**What you will do:** Below are the records. State how many of their lines hold the word "icon", and add nothing else.

(Data listing begins)

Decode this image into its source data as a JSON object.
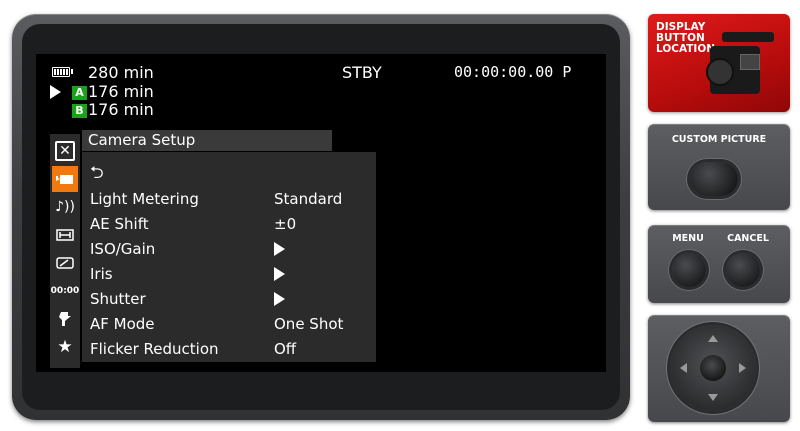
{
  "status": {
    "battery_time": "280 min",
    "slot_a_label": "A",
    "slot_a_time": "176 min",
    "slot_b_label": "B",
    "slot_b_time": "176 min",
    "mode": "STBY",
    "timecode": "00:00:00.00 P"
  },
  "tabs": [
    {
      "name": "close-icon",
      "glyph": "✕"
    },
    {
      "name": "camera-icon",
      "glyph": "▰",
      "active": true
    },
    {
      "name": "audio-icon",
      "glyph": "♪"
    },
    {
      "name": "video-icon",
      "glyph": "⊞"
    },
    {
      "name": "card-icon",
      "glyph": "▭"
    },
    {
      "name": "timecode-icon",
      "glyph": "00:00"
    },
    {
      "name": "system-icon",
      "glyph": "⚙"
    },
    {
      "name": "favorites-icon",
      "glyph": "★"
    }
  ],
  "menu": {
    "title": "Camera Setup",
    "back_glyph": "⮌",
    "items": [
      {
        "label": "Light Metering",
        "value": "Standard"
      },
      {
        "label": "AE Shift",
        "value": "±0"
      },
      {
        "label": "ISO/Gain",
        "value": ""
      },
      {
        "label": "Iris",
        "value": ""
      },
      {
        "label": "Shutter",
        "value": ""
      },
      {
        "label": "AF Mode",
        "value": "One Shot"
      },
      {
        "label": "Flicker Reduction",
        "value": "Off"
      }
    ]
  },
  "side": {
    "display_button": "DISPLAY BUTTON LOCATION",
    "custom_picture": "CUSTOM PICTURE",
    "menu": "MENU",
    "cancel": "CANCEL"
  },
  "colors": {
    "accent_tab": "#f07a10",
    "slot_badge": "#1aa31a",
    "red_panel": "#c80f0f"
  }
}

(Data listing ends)
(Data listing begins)

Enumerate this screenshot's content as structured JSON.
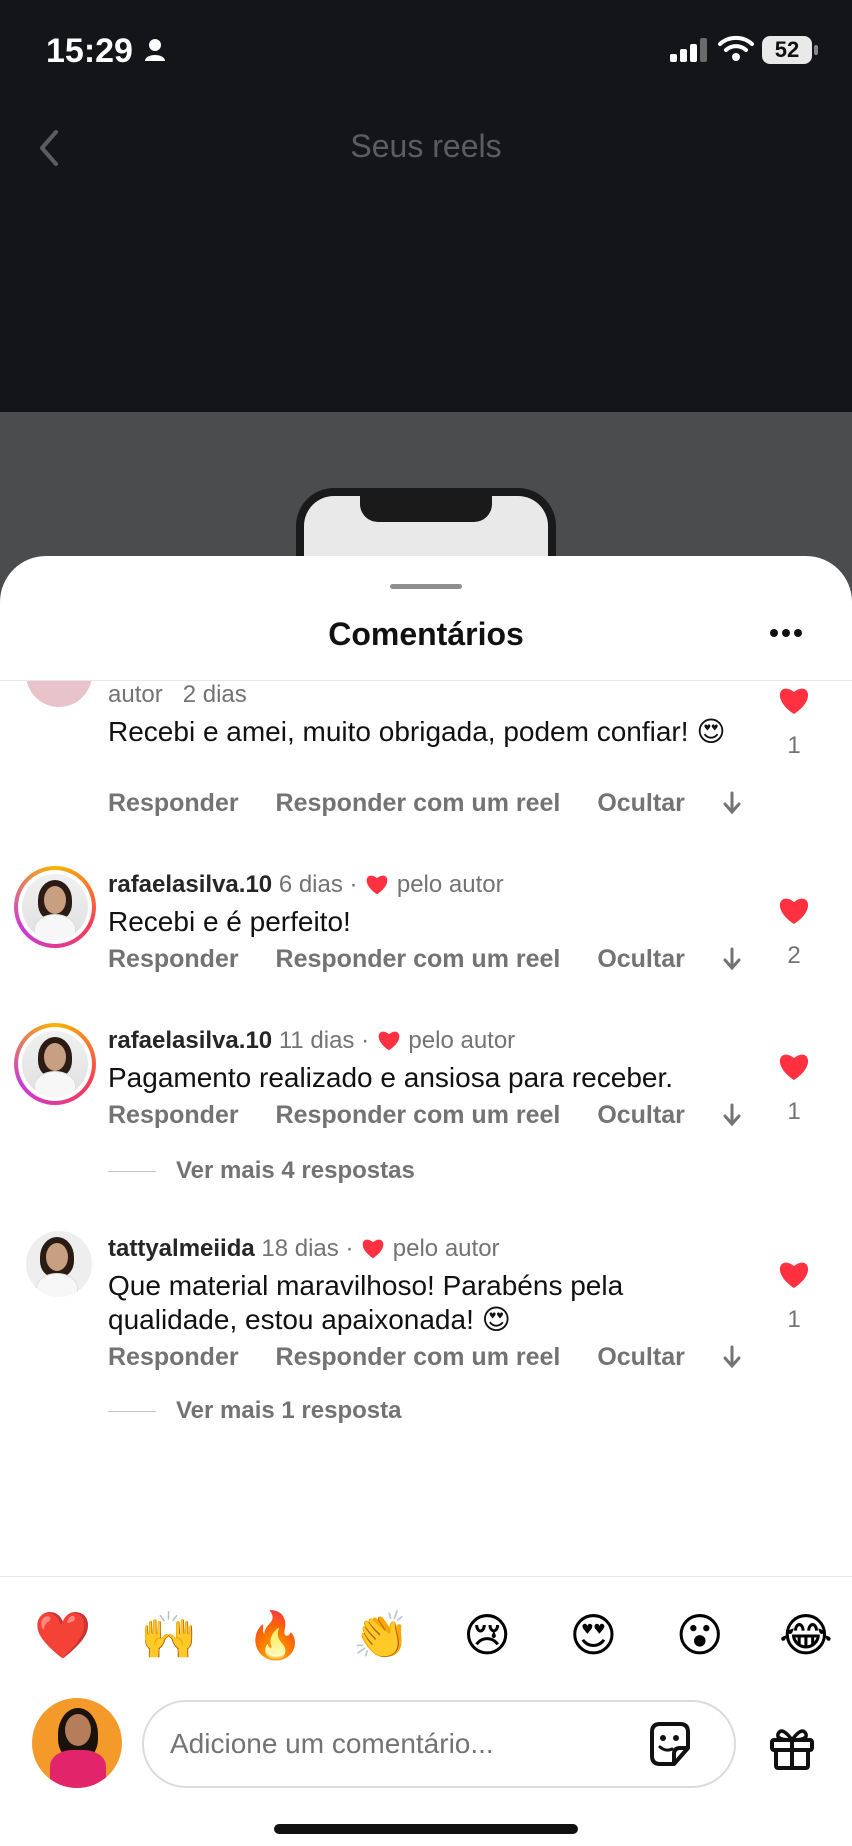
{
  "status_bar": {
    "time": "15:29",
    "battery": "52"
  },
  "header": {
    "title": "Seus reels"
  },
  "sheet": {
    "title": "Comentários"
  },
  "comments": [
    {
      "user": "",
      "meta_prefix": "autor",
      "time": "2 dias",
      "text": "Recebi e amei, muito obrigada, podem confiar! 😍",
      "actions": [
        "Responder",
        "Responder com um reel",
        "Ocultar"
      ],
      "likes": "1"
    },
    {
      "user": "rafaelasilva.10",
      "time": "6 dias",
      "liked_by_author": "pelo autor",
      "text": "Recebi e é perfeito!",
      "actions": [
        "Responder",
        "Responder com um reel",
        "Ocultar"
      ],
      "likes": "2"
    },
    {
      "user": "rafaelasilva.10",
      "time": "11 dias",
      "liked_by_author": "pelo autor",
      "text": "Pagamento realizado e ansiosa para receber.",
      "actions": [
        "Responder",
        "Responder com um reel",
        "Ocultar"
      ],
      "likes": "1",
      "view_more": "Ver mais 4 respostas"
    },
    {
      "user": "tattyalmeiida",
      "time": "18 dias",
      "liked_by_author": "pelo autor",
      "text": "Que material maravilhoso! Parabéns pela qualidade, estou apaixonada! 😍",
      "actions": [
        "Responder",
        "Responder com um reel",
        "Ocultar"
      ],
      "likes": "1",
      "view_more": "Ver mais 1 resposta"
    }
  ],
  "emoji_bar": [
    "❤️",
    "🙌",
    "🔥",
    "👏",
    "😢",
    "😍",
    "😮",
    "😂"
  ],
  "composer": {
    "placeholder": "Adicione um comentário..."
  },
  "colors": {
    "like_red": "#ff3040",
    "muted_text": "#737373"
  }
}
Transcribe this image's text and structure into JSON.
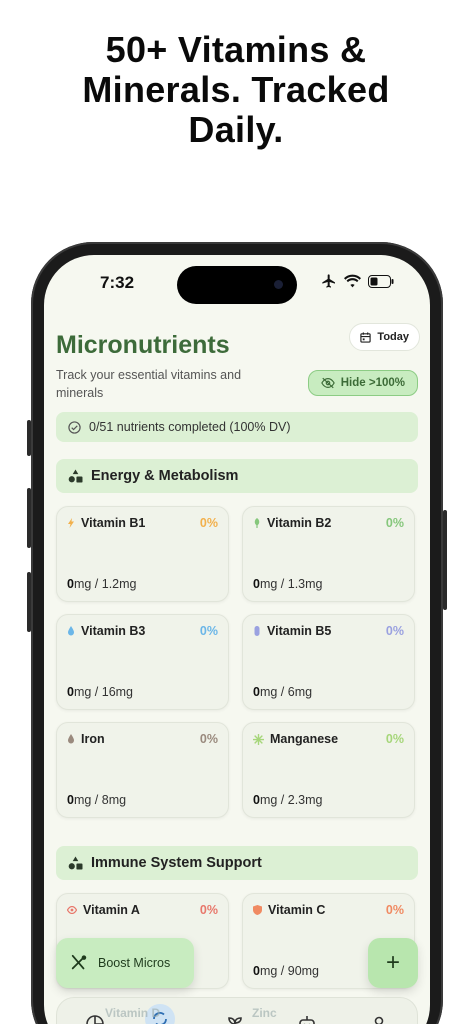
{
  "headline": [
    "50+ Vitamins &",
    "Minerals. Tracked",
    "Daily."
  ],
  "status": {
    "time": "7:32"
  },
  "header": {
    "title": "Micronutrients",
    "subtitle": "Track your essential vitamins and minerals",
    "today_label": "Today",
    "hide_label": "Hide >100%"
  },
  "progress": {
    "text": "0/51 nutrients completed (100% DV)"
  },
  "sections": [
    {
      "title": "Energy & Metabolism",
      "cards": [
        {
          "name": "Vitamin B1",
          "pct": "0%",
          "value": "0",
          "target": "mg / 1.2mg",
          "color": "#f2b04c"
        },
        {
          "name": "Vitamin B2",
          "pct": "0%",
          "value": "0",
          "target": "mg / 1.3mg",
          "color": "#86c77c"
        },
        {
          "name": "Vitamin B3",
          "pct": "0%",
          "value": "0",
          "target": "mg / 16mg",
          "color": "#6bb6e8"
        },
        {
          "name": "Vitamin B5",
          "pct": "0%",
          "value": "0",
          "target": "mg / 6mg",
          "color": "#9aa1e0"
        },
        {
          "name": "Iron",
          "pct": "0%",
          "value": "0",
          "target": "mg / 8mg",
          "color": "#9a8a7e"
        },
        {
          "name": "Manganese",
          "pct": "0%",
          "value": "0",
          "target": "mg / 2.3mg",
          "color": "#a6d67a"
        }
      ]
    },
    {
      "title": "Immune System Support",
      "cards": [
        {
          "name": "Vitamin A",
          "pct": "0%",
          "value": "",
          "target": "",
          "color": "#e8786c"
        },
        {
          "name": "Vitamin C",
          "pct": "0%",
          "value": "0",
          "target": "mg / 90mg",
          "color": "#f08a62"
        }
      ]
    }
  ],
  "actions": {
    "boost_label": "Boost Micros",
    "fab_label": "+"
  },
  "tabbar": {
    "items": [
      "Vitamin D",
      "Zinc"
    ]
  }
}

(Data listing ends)
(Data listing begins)

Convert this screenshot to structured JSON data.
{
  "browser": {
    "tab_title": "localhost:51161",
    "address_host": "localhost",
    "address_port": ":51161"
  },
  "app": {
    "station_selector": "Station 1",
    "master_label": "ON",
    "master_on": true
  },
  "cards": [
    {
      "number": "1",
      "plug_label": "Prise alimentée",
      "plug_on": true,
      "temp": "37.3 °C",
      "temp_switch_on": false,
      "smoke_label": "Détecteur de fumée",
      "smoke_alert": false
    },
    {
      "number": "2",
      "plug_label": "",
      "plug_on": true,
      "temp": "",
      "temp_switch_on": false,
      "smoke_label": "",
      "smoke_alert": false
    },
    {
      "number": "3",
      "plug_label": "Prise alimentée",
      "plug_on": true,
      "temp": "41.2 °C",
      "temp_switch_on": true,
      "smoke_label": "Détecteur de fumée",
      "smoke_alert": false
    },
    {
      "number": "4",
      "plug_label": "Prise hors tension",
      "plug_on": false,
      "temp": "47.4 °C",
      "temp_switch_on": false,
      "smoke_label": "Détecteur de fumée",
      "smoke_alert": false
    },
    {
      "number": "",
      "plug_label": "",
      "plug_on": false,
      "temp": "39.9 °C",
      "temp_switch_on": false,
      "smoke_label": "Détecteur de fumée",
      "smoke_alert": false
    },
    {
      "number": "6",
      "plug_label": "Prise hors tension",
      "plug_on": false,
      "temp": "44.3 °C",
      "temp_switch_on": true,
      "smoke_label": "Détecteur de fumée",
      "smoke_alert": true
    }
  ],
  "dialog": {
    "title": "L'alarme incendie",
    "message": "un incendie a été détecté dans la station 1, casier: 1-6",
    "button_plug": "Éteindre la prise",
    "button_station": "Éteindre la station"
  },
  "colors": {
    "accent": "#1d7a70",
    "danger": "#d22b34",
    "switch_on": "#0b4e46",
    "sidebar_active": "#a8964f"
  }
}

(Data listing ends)

**Response area:** 8